### [Data extract]

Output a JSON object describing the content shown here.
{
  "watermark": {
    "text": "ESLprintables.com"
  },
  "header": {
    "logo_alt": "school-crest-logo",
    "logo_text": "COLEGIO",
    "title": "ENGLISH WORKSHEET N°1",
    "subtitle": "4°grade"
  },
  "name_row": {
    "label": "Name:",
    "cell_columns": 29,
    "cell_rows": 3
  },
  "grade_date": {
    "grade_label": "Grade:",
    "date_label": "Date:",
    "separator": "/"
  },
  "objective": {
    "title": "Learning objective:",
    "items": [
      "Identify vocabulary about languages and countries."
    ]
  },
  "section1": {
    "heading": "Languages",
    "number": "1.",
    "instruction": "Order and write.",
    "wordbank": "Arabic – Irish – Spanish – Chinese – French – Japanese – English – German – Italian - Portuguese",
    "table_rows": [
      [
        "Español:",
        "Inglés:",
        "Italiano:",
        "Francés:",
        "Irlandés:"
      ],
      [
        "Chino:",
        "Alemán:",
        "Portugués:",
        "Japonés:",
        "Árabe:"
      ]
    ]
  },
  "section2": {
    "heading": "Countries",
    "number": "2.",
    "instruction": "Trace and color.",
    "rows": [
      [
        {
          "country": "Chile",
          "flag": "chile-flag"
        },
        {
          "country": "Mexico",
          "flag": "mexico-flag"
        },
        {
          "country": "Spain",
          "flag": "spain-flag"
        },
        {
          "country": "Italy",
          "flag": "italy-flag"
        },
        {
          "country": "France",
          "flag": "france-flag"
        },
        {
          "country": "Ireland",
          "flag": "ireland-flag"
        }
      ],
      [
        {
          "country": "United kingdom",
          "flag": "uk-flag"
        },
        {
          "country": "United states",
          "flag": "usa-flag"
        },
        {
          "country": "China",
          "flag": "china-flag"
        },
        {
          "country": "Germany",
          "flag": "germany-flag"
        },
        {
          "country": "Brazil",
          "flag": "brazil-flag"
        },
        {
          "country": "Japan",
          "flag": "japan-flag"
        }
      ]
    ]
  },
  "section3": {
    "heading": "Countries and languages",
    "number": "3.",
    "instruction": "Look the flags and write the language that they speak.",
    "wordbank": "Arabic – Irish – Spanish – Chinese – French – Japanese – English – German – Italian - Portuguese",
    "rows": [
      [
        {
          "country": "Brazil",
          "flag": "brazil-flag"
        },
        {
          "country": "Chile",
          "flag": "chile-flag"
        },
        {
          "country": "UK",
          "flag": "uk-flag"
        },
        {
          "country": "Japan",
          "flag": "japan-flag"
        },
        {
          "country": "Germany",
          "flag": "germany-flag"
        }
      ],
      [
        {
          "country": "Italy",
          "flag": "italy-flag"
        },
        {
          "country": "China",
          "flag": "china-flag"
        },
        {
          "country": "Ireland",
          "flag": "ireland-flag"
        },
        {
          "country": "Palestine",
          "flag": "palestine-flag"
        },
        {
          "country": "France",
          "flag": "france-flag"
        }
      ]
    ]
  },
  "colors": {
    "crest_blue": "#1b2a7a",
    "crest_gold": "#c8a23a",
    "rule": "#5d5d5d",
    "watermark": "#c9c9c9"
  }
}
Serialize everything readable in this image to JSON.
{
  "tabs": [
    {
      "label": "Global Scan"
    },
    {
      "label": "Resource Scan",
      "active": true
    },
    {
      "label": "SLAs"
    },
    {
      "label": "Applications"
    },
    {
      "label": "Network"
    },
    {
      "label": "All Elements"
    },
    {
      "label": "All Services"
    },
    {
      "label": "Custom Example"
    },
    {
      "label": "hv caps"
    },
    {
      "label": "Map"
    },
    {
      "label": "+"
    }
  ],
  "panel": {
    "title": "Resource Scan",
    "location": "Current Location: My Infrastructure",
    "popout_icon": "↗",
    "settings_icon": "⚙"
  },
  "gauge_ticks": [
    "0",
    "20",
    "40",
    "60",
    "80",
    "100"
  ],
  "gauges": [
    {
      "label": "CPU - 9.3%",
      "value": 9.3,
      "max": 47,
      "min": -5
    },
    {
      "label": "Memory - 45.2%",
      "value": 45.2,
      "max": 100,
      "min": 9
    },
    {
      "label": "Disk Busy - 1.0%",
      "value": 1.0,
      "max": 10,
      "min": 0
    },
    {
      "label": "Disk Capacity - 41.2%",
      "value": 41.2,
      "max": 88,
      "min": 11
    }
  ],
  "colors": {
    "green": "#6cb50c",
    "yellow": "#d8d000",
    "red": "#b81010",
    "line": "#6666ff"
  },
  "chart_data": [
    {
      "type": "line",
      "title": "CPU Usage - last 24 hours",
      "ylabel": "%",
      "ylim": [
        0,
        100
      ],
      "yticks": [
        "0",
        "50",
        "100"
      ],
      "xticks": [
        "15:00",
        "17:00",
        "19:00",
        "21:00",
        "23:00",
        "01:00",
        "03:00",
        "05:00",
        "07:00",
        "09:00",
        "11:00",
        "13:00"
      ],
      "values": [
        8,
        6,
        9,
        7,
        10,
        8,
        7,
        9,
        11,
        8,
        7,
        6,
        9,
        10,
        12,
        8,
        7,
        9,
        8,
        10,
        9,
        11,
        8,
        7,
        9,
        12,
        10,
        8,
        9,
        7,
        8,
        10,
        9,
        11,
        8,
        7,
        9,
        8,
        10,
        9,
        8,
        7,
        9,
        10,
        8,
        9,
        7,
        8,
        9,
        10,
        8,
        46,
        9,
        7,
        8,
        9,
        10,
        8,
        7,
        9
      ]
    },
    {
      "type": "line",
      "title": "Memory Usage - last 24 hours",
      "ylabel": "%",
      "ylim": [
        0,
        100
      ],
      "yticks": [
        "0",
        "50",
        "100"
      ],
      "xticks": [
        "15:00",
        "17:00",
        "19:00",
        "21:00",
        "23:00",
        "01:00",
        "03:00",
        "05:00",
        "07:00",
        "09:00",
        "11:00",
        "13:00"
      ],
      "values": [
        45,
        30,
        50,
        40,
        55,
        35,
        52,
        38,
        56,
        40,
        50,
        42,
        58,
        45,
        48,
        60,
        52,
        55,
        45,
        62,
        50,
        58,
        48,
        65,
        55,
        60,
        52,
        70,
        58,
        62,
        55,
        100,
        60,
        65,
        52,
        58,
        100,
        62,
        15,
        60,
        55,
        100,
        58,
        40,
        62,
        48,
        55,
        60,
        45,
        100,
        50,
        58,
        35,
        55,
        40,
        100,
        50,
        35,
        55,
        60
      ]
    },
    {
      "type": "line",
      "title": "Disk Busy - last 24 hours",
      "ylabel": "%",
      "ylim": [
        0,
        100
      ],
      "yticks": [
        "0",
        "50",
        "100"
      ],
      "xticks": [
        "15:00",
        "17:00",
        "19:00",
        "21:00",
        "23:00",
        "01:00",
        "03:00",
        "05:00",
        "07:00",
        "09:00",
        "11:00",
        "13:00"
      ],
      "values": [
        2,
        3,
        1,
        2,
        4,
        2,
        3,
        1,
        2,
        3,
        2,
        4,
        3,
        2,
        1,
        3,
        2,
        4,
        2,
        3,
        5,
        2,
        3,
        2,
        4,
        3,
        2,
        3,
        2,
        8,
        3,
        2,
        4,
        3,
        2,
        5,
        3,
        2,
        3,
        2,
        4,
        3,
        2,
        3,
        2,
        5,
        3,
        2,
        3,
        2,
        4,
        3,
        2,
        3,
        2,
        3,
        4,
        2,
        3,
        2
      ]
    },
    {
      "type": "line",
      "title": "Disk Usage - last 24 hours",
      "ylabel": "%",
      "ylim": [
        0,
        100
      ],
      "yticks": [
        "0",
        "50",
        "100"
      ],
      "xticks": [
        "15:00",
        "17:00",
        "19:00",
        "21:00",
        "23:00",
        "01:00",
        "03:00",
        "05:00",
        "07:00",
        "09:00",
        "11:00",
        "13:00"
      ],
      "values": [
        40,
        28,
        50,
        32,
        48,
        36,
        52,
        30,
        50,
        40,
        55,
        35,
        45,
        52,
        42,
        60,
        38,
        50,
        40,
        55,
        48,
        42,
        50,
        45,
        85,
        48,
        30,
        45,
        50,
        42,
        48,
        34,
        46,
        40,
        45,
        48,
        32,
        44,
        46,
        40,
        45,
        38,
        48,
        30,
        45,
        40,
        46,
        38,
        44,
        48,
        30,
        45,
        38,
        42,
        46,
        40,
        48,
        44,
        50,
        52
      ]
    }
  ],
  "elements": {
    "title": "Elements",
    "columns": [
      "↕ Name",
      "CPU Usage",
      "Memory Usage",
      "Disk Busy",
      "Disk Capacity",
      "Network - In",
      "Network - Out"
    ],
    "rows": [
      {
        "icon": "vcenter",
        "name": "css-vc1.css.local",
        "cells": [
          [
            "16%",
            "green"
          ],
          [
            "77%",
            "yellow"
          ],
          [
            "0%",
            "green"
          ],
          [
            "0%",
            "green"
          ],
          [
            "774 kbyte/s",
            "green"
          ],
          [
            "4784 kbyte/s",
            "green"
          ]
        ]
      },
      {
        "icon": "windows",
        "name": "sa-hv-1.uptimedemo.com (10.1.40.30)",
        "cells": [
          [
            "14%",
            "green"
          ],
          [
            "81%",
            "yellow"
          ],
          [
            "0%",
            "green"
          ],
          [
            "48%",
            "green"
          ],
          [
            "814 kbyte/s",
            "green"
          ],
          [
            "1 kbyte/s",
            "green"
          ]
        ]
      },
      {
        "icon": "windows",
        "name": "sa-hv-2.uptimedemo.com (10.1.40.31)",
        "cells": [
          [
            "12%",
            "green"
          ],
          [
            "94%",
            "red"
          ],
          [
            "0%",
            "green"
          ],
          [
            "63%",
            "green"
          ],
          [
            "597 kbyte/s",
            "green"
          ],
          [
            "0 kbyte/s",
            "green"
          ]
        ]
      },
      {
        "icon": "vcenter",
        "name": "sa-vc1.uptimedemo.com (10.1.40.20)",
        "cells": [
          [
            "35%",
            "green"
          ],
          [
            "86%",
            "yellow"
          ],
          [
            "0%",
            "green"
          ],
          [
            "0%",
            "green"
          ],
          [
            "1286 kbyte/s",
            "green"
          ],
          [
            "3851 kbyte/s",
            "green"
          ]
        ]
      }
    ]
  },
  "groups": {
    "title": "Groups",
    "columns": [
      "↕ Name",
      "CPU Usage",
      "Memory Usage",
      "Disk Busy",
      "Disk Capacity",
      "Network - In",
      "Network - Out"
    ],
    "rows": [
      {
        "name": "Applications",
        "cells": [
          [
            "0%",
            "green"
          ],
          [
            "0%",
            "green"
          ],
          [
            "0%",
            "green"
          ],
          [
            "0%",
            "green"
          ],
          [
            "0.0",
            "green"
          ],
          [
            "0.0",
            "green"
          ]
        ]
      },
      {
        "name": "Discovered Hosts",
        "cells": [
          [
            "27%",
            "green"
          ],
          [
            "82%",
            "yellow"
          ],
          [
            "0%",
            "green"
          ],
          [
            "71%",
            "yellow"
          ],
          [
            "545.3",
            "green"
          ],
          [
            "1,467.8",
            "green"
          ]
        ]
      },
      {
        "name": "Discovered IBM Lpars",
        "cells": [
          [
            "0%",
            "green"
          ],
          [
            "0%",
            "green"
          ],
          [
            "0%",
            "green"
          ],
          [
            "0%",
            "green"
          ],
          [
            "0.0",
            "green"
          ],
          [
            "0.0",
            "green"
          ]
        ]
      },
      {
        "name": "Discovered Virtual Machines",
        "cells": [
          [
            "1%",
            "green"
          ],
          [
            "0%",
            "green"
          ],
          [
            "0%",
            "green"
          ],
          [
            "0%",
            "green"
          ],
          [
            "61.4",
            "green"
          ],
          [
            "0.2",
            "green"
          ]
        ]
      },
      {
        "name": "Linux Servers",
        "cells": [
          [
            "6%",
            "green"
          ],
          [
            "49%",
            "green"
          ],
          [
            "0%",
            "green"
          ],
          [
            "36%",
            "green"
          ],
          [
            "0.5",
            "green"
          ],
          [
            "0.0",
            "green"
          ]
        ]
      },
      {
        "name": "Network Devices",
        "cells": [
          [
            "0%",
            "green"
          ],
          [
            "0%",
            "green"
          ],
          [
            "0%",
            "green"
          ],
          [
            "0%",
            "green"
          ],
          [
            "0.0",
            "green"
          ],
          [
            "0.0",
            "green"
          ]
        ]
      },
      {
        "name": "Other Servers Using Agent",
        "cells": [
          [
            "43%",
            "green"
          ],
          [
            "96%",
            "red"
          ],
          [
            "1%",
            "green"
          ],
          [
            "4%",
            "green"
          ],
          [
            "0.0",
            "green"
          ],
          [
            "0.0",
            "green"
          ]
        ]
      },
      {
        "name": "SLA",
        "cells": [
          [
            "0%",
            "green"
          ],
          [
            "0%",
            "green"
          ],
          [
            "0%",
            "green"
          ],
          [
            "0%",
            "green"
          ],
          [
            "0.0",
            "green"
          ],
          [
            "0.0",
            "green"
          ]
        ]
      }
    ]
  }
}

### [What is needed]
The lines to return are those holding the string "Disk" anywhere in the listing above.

### [Response to this task]
      "label": "Disk Busy - 1.0%",
      "label": "Disk Capacity - 41.2%",
      "title": "Disk Busy - last 24 hours",
      "title": "Disk Usage - last 24 hours",
      "Disk Busy",
      "Disk Capacity",
      "Disk Busy",
      "Disk Capacity",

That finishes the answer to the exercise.